DESCRIPTION OF THE TASK: Below are some records. Say in a single number how many of their lines include the word "JSON".
[DATA FOR PROCESSING — start]
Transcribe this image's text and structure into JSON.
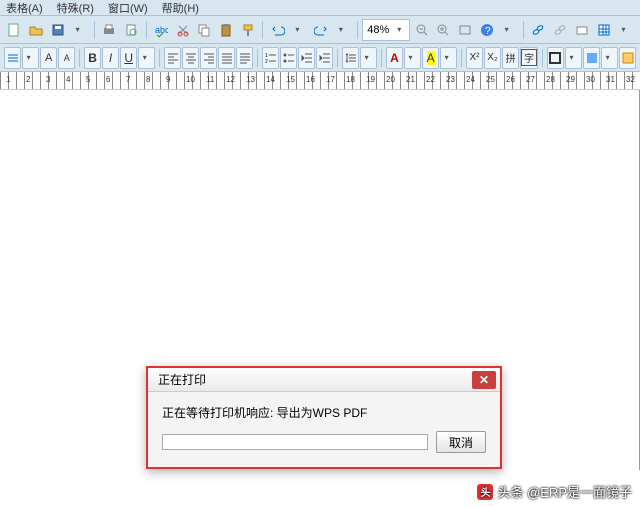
{
  "menu": {
    "items": [
      "表格(A)",
      "特殊(R)",
      "窗口(W)",
      "帮助(H)"
    ]
  },
  "toolbar1": {
    "zoom_value": "48%",
    "icons": [
      "new",
      "open",
      "save",
      "print",
      "preview",
      "spell",
      "cut",
      "copy",
      "paste",
      "fmtpaint",
      "undo",
      "redo"
    ]
  },
  "toolbar2": {},
  "dialog": {
    "title": "正在打印",
    "message": "正在等待打印机响应: 导出为WPS PDF",
    "cancel": "取消"
  },
  "watermark": {
    "text": "头条 @ERP是一面镜子"
  },
  "ruler_numbers": [
    1,
    2,
    3,
    4,
    5,
    6,
    7,
    8,
    9,
    10,
    11,
    12,
    13,
    14,
    15,
    16,
    17,
    18,
    19,
    20,
    21,
    22,
    23,
    24,
    25,
    26,
    27,
    28,
    29,
    30,
    31,
    32
  ]
}
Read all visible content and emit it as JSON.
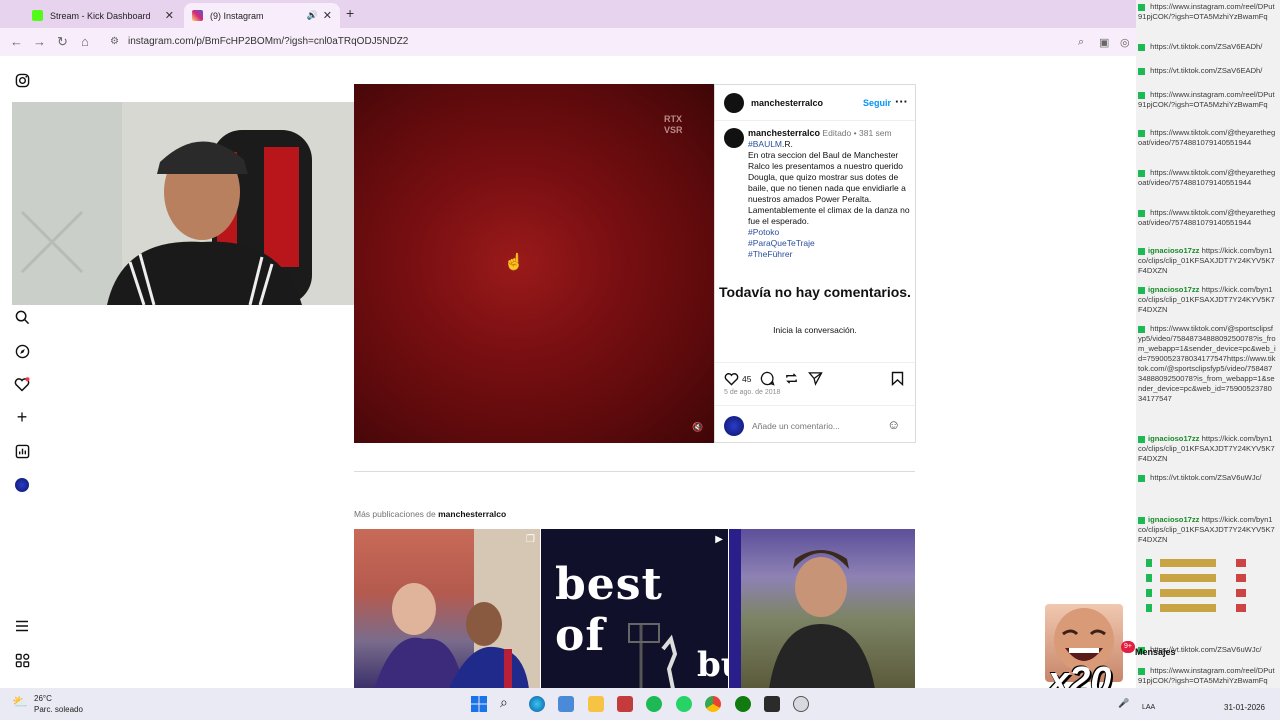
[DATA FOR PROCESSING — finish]
YOUR RESPONSE: 2